THESSALONIKI – Eleven Greek anti-vaxxers who dragged a high school principal to a police station in a self-declared “arrest” because he was imposing required COVID-19 health measures will go before a prosecutor Dec. 13, facing a raft of charges.
The principal, who was not identified, was roughed up before being taken to the police precinct where the suspects were themselves promptly arrested, expressing surprise after calling themselves Guardians of the Constitution.
None were identified either in keeping with privacy laws that generally don’t allow naming suspects, only those convicted, although that’s often ignored in cases involving celebrities, politicians or high-profile figures.
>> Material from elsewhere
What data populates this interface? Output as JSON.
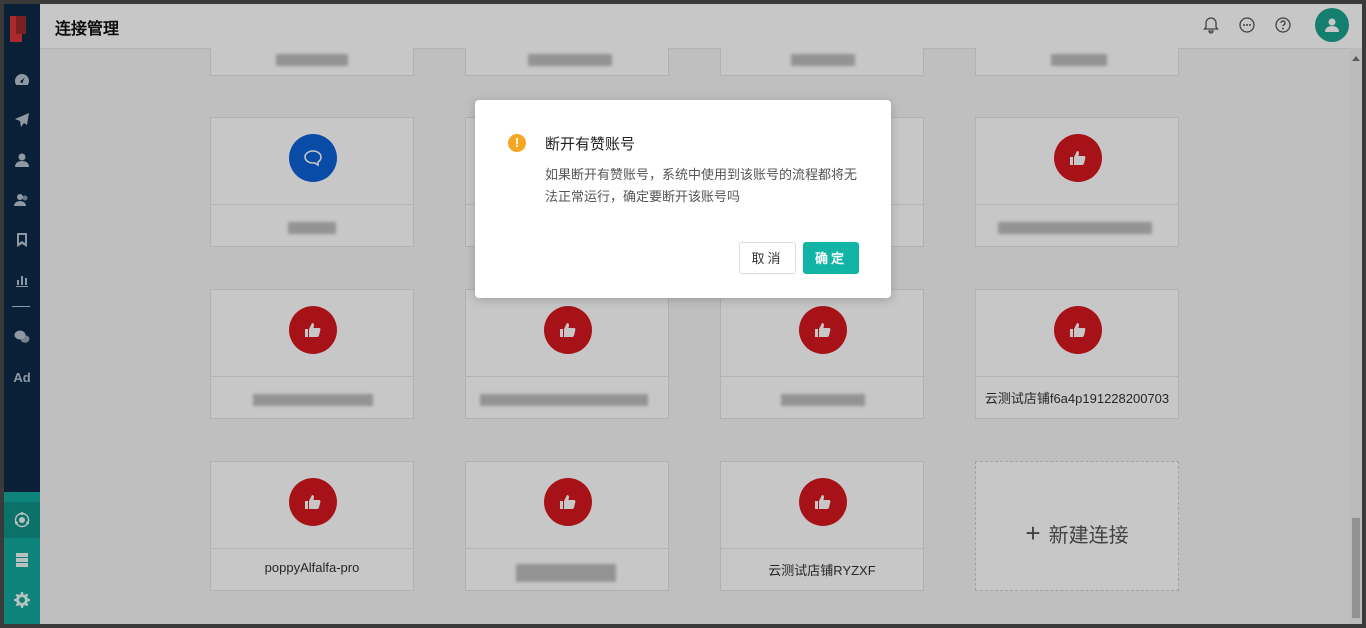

They were charged with abduction, gang participation, disrupting a public service and violating measures designed to prevent the spread of infectious diseases, Greece having a hard-core resistance movement against vaccines.
As soon as they arrived at the police station, the attackers were themselves detained and sent to the police’s security division of Katerini, while the school principal was released.
Minister of Civil Protection Takis Theodorikakos condemned the attack and said that, “Such behavior is provocative and unacceptable and police should not allow it to be repeated,” the minister said in a statement.
The incident occurred near the city of Katerini, 430 kilometers (270 miles) north of Athens, near Greece’s second-largest city of Thessaloniki that is a hotbed of defiance against vaccinations and COVID health restrictions.
The suspects allegedly grabbed and handcuffed the 61-year-old principal ahead of a daily COVID-19 entry check of students, forced him into a vehicle and drove him to a nearby precinct where they asked police to charge him.
Education Minister Niki Kerameus in a social media post called the attack “inconceivable,” adding: “We will protect our educational community by all means necessary.” The suspects include two women.
“The (suspects), acting together, forcibly immobilized the school principal as he approached the school complex, handcuffed him and forced him to enter a vehicle in order to take him to a police station, on the pretext that he was violating constitutional provisions,” a police statement said.
Greece is battling a spike in infections and a near-record level of deaths as roughly one quarter of the adult population remains unvaccinated.
The government has vowed to keep schools and businesses open but has intensified pressure on the unvaccinated and recently announced a vaccination mandate for people aged over 60.
Vigilante groups have recently appeared in the northern city of Thessaloniki and nearby towns, one calling themselves The Custodians and wearing black uniforms, arguing that the restrictions are illegal and should be opposed by those defending the country’s constitution.
One group recently damaged a private COVID-19 test clinic in Thessaloniki, claiming that testing was illegal. Four people were arrested and charged with impersonating authority as well.
The government renewed a vow to crack down on the groups, along with gangs that sell counterfeit vaccination certificates as the government hasn’t mandated shots for anyone except health workers and those over 60 too.
(Material from the Associated Press was used in this report)